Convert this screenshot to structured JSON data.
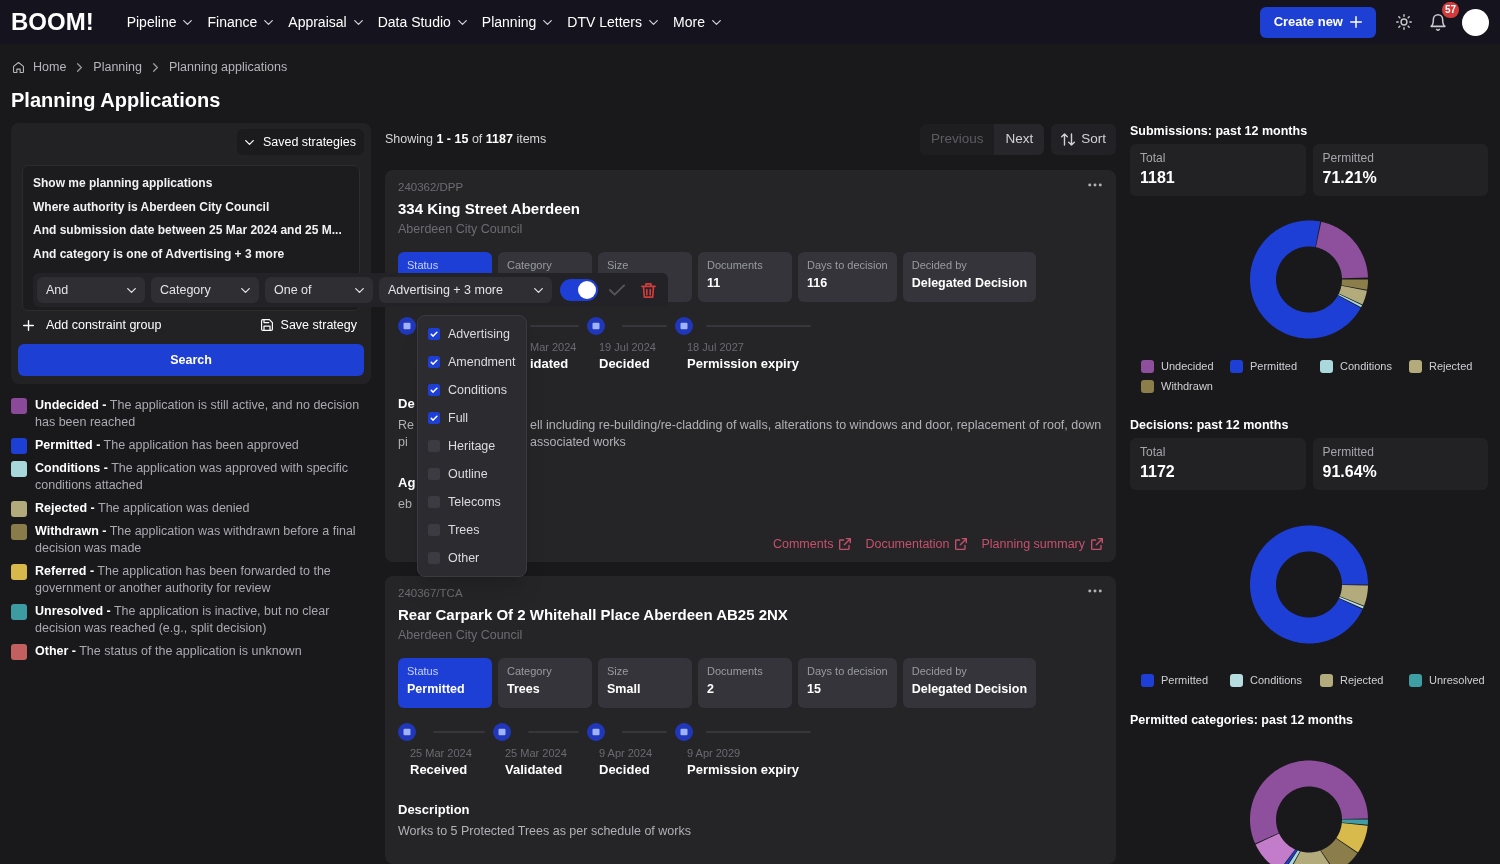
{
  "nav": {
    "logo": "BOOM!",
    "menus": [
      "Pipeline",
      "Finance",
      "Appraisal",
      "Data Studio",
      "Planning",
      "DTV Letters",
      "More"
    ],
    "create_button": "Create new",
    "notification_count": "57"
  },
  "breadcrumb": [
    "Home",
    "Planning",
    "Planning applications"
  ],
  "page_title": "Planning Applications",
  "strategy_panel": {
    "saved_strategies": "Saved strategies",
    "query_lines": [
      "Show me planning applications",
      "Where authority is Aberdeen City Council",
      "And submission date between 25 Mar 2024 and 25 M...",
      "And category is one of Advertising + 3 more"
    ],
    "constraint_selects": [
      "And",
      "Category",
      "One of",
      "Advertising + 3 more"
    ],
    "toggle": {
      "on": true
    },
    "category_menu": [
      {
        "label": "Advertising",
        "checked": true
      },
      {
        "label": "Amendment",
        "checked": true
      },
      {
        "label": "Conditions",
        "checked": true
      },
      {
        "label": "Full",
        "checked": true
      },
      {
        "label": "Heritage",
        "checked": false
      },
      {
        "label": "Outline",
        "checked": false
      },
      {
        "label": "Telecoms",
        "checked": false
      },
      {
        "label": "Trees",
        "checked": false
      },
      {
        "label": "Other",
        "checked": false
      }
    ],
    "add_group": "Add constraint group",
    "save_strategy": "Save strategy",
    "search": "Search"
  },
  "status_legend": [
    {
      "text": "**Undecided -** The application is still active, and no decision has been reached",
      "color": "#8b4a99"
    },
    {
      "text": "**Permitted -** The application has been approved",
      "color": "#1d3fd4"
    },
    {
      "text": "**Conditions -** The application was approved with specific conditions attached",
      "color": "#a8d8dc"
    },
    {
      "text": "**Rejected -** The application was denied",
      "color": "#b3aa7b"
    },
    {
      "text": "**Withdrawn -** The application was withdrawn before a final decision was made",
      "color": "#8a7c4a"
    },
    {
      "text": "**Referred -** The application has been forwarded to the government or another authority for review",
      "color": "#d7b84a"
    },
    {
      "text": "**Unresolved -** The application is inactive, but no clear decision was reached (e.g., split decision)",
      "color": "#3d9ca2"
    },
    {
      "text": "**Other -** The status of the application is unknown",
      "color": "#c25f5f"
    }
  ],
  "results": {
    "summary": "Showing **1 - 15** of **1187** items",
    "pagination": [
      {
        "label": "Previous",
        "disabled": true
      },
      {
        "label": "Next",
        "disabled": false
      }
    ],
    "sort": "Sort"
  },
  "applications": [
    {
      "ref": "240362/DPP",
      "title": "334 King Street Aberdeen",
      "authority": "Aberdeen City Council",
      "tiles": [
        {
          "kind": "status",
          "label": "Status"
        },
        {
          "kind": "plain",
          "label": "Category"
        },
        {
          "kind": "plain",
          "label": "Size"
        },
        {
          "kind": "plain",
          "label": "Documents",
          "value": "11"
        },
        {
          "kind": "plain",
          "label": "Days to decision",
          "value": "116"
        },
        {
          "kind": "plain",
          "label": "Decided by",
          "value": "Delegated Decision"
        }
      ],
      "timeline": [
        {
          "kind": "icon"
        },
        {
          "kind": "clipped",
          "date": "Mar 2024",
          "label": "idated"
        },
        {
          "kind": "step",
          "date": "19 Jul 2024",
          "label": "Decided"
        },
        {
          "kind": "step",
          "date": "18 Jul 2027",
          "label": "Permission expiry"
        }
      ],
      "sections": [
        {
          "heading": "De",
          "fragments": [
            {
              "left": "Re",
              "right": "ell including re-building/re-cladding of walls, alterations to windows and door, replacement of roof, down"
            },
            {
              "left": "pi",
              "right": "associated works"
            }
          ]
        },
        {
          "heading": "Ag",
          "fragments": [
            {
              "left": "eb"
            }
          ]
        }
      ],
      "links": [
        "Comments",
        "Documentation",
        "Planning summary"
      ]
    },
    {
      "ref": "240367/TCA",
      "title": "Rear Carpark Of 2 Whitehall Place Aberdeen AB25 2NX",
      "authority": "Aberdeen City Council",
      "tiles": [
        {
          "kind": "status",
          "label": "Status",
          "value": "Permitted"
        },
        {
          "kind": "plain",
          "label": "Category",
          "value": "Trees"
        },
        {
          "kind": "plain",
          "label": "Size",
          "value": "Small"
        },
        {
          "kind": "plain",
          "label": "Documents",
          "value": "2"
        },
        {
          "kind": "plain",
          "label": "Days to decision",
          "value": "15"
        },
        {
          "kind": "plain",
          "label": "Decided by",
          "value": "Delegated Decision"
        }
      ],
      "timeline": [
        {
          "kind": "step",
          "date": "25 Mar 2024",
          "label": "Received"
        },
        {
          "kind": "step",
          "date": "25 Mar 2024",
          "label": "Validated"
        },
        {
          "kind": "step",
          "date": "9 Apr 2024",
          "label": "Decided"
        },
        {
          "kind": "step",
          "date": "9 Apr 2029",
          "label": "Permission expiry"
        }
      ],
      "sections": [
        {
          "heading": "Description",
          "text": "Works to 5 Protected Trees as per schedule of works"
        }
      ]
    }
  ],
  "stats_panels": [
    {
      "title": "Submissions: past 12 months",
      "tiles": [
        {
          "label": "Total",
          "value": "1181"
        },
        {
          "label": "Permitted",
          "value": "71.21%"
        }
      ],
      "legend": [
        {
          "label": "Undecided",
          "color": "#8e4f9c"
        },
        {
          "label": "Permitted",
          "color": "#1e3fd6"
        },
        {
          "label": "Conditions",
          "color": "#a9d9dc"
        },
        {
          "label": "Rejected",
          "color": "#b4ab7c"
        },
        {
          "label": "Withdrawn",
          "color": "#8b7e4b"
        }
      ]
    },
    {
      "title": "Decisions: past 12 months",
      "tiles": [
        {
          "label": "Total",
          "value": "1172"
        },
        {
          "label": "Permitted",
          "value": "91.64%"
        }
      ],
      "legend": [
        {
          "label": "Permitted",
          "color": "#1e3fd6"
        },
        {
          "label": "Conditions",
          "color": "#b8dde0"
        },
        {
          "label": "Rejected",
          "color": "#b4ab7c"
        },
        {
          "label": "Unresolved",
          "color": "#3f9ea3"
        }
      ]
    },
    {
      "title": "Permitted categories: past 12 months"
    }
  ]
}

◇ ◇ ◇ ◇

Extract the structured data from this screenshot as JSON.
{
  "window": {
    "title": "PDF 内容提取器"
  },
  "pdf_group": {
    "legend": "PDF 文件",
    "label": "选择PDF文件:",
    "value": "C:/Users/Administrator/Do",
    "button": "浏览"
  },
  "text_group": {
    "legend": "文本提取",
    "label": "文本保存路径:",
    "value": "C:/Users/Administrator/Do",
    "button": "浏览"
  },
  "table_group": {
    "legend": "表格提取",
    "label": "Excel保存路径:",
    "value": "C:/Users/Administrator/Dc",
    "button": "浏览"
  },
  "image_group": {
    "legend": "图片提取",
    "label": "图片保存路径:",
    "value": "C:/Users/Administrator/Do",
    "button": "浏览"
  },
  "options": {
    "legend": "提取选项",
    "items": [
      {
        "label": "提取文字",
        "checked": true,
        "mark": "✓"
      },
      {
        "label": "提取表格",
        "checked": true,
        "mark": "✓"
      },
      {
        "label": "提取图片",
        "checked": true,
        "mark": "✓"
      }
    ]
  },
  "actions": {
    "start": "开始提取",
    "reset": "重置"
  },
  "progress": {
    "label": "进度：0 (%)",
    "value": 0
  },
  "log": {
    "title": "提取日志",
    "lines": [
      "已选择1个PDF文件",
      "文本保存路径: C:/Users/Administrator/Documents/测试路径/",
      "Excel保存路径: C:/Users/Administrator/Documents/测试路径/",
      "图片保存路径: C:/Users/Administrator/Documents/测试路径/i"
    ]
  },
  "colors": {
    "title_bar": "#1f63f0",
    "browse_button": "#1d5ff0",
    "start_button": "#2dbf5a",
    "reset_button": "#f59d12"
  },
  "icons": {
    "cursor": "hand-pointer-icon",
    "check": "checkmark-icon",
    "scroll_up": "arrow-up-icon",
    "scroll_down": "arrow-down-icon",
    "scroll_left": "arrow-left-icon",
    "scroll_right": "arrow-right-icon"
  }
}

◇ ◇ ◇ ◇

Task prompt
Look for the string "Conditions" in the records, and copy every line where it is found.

Your response
        "label": "Conditions",
      "text": "**Conditions -** The application was approved with specific conditions attached",
          "label": "Conditions",
          "label": "Conditions",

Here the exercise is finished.